Unfortunately, the transfer displays a significant number of MPEG artefacts throughout. Some examples of these macro-blocking artefacts may be seen at 1:36, 1:47, 2:14, 6:54, 16:54, 27:24, 47:27 and 79:29. An obvious occurrence of Gibbs artefacts may also be seen at 18:44. Many of these artefacts are extremely obvious and are quite distracting to the viewer.
No instances of aliasing were detected during the transfer.
No film artefacts were detected at any time during the transfer.
A single set of yellow English subtitles is included on the disc and they are always clear and easy to read.
The dialogue is clear and easy to understand at all times.
As this is an animated feature, there are the expected obvious problems with audio sync for each soundtrack. No dropouts were detected at any stage during the transfer.
The score by Julian Mack always suits the on-screen action and is used effectively throughout the transfer.
The surround and subwoofer channels are used extremely effectively throughout the transfer and they create an enveloping soundstage. These channels are used for both directional effects and the score.
|Surround Channel Use|
The animated menu is presented at an aspect ratio of 1.33:1.
This is an interesting collection of interviews with director Katsuhito Akiyama, musician Julian Mack and Juliette Lewis who is the English voice of Armitage. In this featurette, Katsuhito discusses the importance of storyboards and editing when creating an animated feature and the use of 3D models in the production. Julian discusses how he created two different styled soundtracks and the use of a 5.1 audio mix. Juliette discusses why she chose the role and what she likes about her character. This featurette is presented at an aspect ratio of 1.33:1 with a Dolby Digital 2.0 soundtrack. Removable English subtitles are provided for the Japanese interview segments featuring Katsuhito Akiyama.
This is a collection of thirty completed character designs for different characters from the film.
This is a collection of twenty-four different designs for different vehicles, weapons and devices from the feature.
This trailer is presented at an aspect ratio of 1.33:1 with a musical Dolby Digital 2.0 soundtrack.
This trailer is presented at an aspect ratio of 1.33:1 with a Japanese Dolby Digital 2.0 soundtrack.
This trailer is presented at an aspect ratio of 1.33:1 with an English Dolby Digital 2.0 soundtrack.
NOTE: To view non-R4 releases, your equipment needs to be multi-zone compatible and usually also NTSC compatible.
The Region 4 version of this disc misses out on;
The Region 1 Standard Edition of this disc misses out on;
The Region 1 Special Edition of this disc misses out on;
The Region 1 Limited Edition of this disc misses out on;
If you are interested in the limited edition lunch box and figurine then the version of choice is obviously the R1 Limited Edition release. If these items are not of significant interest then the R1 Special Edition would be the version of choice. When compared to the R1 Standard Edition, the R4 version would be the version of choice.

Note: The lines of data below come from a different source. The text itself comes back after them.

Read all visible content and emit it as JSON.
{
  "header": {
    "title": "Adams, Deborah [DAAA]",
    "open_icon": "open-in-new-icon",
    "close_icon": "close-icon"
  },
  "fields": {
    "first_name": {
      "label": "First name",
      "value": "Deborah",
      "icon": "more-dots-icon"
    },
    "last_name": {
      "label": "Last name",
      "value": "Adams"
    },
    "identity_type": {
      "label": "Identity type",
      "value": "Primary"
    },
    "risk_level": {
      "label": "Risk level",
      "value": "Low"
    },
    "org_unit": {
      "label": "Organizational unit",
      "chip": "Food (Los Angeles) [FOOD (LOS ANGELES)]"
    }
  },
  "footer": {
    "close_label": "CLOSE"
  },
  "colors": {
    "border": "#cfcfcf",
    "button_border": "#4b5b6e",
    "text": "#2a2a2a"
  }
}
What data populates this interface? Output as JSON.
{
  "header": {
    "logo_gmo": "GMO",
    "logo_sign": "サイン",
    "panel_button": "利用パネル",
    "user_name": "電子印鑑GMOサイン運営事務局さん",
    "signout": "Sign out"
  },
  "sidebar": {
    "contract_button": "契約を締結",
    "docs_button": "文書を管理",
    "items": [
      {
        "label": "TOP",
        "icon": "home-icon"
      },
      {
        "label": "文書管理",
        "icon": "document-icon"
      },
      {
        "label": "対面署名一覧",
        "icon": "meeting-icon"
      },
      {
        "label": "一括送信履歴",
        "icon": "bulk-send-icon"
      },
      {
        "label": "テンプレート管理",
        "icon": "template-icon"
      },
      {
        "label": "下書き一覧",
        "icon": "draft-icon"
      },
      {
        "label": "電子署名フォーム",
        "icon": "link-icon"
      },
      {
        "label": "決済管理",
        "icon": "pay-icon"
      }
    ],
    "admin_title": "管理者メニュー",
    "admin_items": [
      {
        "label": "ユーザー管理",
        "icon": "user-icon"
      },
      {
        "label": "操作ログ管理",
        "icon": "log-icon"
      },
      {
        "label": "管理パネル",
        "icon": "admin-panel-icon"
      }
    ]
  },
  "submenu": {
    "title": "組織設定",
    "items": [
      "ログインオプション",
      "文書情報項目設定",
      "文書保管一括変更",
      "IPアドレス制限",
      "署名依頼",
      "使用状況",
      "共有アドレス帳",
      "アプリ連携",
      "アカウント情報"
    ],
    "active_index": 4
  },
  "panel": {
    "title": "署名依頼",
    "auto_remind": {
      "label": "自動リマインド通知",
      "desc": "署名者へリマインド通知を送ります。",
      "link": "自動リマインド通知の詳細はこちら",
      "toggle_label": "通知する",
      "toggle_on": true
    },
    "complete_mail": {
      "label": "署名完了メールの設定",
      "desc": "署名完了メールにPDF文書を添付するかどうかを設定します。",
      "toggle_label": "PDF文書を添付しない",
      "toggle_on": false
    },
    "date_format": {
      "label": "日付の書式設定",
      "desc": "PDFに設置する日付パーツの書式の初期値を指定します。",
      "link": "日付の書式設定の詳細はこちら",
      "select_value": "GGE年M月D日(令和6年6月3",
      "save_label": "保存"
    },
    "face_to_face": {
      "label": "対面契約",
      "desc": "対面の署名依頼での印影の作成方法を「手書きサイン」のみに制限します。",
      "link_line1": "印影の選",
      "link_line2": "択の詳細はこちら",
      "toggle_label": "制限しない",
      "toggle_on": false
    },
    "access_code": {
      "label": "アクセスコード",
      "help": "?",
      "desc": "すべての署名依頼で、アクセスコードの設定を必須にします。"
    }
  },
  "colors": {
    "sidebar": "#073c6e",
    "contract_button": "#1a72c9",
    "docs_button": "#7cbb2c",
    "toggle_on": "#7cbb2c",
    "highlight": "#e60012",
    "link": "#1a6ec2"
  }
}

Armitage Dual Matrix is an entertaining animated feature that should appeal to fans of science fiction anime.
The video transfer is generally of very high quality but it is let down by a number of significant and distracting MPEG artefacts.
Both the Japanese and English Dolby Digital 5.1 soundtracks are of very high quality and they always suit the on-screen action.
The collection of extras provided include some interesting background for the feature but could have been supplemented by the music player and character guide found on the R1 Special Edition.
|DVD||Toshiba 2109, using S-Video output|
|Display||Sony KP-E41SN11. Calibrated with Video Essentials.|
|Audio Decoder||Built in to amplifier/receiver. Calibrated with Video Essentials.|
|Amplification||Front left/right: ME75b; Center: DA50ES; rear left/right: DA50ES; subwoofer: NAD 2600 (Bridged)|
|Speakers||Front left/right: VAF DC-X; Center: VAF DC-6; rear left/right: VAF DC-7; subwoofer: Custom NHT-1259|